The Transit Master Plan shows that the two lines up the sides of Lake Union would carry very similar numbers of people. This makes sense, if you don’t focus on one of the neighborhoods served, and consider our entire transit network, as the Transit Master Plan did. It sees 25,000 riders on a rail line here, and for good reason – as downtown’s jobs are growing northward, they’re well outside the catchbasin of Link – this is a completely different corridor. People coming from all over the eastern half of the city would transfer from Link to this line to get to tens of thousands of new jobs in South Lake Union. Today, most of us don’t see that – we consider the South Lake Union Streetcar slow and infrequent, and we don’t see South Lake Union as a big urban center. But it’s not just Amazon’s new towers – there’s huge growth coming in SLU and more coming to the U-District shortly thereafter, and the focus on Eastlake ignores that this provides a connection between them – and a two way connection at that, as there are both jobs and residential in both centers.
Don’t be an armchair planner. If there’s real planning work that supports you, use it. But contradicting it with anecdotes just leads to poor decisions.
The other issue here, and the more interesting, is the politics. In Erica’s Publicola piece, she not only acts as if Eastlake/SLU is the same corridor as Link, which is pretty clearly mistaken, but she also attacks funding this line at all. She even claims bicycle advocates agree with her. But bicycle and even greenways advocates have been united – this planning money will lead to bicycle infrastructure along new lines. Even Cascade Bicycle Club sent a letter urging the Eastlake funding be retained. And the Council doesn’t agree with her either – their new green sheet (their proposal to change the budget) doesn’t cancel the funding at all, just splits it in two, pushing part of it out a year.

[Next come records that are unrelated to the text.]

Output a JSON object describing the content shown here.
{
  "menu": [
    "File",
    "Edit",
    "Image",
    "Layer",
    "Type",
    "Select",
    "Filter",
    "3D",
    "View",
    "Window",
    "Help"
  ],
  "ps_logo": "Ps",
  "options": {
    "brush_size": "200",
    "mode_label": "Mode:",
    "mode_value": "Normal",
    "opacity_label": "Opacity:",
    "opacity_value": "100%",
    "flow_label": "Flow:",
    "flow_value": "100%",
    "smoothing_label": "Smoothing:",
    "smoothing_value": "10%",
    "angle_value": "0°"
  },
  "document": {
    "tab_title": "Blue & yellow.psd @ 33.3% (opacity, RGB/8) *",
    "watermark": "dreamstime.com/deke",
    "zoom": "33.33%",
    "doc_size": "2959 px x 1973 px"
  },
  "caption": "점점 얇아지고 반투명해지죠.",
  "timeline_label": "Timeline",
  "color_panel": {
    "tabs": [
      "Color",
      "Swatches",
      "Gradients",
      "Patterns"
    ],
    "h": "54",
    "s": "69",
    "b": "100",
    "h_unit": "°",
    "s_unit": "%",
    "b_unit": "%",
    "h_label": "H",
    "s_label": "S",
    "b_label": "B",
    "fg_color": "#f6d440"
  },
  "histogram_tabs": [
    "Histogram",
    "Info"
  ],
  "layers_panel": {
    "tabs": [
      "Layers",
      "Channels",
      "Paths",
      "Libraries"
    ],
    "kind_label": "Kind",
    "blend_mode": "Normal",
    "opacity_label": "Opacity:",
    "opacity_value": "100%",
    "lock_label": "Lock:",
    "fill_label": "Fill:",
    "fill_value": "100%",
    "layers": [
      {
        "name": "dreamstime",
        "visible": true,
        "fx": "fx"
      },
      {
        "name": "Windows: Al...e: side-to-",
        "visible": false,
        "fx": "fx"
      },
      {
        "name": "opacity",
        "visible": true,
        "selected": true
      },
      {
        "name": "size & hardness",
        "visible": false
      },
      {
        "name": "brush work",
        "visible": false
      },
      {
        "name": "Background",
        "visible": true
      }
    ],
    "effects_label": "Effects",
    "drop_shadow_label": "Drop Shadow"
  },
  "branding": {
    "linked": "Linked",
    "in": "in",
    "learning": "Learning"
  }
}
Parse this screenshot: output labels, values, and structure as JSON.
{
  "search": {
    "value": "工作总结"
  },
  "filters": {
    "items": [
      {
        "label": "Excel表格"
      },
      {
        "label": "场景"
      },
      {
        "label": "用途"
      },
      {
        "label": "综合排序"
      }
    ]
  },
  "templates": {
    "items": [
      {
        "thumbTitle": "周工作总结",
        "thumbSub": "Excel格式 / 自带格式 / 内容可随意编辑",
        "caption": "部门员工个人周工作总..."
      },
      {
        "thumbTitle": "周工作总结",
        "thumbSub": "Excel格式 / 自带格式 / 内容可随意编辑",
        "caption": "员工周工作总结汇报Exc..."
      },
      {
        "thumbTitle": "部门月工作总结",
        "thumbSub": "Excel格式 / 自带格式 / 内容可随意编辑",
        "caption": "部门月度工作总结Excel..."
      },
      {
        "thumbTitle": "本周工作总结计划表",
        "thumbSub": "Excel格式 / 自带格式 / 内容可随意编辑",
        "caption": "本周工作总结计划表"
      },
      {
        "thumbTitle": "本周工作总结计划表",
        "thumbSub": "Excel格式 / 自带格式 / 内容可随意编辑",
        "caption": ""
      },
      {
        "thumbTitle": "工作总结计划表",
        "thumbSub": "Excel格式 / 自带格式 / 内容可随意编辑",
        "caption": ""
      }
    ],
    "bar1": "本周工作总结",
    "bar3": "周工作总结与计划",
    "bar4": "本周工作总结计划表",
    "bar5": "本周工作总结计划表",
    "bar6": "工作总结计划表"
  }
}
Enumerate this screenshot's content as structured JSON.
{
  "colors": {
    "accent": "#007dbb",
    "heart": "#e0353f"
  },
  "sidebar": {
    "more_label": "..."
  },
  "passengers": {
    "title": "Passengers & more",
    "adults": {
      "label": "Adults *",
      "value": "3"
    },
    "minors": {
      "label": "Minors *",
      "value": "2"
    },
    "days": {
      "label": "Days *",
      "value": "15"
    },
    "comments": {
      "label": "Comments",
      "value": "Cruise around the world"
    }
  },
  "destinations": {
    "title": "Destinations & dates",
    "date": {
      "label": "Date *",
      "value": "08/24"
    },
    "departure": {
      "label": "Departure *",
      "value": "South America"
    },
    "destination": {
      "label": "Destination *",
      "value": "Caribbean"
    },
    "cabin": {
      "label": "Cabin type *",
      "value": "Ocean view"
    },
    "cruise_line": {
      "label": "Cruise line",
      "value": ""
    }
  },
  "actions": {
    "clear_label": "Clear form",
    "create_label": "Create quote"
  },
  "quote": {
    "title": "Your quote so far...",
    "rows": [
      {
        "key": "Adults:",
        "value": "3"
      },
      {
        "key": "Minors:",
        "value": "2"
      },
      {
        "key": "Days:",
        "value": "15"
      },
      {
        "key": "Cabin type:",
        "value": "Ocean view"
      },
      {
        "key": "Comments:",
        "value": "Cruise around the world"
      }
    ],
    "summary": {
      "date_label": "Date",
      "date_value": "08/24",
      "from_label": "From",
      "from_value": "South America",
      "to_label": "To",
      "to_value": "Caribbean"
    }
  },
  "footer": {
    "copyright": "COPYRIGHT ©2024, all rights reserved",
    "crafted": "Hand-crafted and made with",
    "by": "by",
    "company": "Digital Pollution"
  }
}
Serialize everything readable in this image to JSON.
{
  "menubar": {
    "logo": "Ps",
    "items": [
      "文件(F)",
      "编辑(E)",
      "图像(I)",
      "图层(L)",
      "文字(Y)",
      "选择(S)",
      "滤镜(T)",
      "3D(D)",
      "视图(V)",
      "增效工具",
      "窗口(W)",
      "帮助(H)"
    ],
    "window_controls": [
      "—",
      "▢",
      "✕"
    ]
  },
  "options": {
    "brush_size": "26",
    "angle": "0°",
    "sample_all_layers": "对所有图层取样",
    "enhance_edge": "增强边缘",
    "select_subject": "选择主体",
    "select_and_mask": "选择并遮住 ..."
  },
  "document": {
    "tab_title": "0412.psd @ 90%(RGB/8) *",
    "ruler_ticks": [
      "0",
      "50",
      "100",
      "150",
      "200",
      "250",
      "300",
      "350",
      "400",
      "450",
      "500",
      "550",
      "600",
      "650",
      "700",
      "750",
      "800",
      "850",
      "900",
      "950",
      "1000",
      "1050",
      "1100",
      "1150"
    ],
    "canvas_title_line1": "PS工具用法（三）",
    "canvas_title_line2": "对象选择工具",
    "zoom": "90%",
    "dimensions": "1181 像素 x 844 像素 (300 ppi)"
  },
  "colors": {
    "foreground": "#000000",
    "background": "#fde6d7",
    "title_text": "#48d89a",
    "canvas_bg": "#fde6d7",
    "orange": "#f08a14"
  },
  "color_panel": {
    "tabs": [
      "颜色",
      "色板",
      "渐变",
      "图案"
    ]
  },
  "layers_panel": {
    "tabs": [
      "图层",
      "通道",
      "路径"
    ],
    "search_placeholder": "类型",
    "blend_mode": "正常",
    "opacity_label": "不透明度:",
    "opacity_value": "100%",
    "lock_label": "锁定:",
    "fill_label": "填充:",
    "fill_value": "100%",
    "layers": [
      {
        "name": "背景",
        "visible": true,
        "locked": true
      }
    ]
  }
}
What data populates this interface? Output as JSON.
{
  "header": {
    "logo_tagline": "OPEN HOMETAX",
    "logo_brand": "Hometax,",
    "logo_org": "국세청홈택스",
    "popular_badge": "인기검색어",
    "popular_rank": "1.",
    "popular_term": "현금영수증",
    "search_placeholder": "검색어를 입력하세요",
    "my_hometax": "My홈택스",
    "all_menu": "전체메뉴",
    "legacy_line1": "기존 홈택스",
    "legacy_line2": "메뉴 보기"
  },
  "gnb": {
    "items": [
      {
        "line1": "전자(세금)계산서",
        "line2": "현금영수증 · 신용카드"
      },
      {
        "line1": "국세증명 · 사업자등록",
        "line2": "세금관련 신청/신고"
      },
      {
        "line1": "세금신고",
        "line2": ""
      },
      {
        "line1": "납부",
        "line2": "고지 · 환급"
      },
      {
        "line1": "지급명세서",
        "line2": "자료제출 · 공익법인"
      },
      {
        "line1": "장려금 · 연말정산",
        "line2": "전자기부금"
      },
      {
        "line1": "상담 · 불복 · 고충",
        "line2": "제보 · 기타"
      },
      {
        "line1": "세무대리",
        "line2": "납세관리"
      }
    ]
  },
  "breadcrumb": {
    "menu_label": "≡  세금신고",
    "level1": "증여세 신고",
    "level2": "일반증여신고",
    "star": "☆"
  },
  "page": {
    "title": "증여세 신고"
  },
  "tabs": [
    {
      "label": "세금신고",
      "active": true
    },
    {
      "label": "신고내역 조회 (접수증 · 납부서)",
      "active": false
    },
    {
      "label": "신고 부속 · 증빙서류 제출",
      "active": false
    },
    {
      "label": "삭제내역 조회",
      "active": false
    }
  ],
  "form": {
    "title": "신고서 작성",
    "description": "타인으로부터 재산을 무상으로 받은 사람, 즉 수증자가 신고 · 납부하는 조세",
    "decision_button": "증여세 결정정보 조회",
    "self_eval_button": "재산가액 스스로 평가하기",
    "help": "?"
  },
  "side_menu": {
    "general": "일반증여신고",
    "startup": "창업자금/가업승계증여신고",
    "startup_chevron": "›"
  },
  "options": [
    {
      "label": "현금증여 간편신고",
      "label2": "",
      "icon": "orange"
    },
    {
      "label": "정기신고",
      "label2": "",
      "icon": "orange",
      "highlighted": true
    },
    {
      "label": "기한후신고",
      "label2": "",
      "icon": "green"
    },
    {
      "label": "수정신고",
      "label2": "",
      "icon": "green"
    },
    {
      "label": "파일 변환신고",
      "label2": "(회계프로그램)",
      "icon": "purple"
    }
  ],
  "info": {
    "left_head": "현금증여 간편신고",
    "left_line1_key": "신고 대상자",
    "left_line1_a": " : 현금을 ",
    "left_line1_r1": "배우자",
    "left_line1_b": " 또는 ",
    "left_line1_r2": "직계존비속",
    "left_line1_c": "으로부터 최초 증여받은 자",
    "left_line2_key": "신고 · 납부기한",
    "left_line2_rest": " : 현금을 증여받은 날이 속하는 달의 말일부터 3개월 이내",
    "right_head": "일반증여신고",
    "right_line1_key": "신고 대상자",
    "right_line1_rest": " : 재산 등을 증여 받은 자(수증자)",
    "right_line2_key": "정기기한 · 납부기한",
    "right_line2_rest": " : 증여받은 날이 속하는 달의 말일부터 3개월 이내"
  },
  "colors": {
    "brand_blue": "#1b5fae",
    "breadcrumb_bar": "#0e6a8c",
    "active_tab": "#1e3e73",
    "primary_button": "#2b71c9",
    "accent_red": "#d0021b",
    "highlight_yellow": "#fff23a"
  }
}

This causes a perfect political situation for the Council.
They don’t disagree with the project – they’re funding it, just more slowly. But it turns the Council’s argument that ‘we don’t yet know how to fund building these’ into a self-fulfilling prophecy. Instead of spending the next year with planning funded, where the mayor can continue to seek federal funding for design and engineering (as he’s been highly successful at with millions for the downtown connector and the Broadway extension), we’re left to fight next year to ensure that planning money is retained – while we’ll be fighting at the same time to ensure Metro is funded and to get transit included in a statewide transportation package.
The City Council passed the Transit Master Plan’s recommendations for high capacity transit unanimously – they clearly agree with funding the projects, or they would have been cut. But with a new Obama administration (fingers crossed), a state package, and PSRC all likely to offer new options, securing planning funding now leaves them at risk of a big win for the mayor – and for transit – if we’re ready to accept federal funds for more.
With at least two Councilmembers planning to run against McGinn next year, it makes sense for their political aspirations to keep him from having an election year success. Unfortunately, preventing us from winning transit funding does so at the expense of tens of thousands of Seattle commuters who are waiting for better solutions.
Look past the anecdotes. The Council proposal hurts transit for a political win.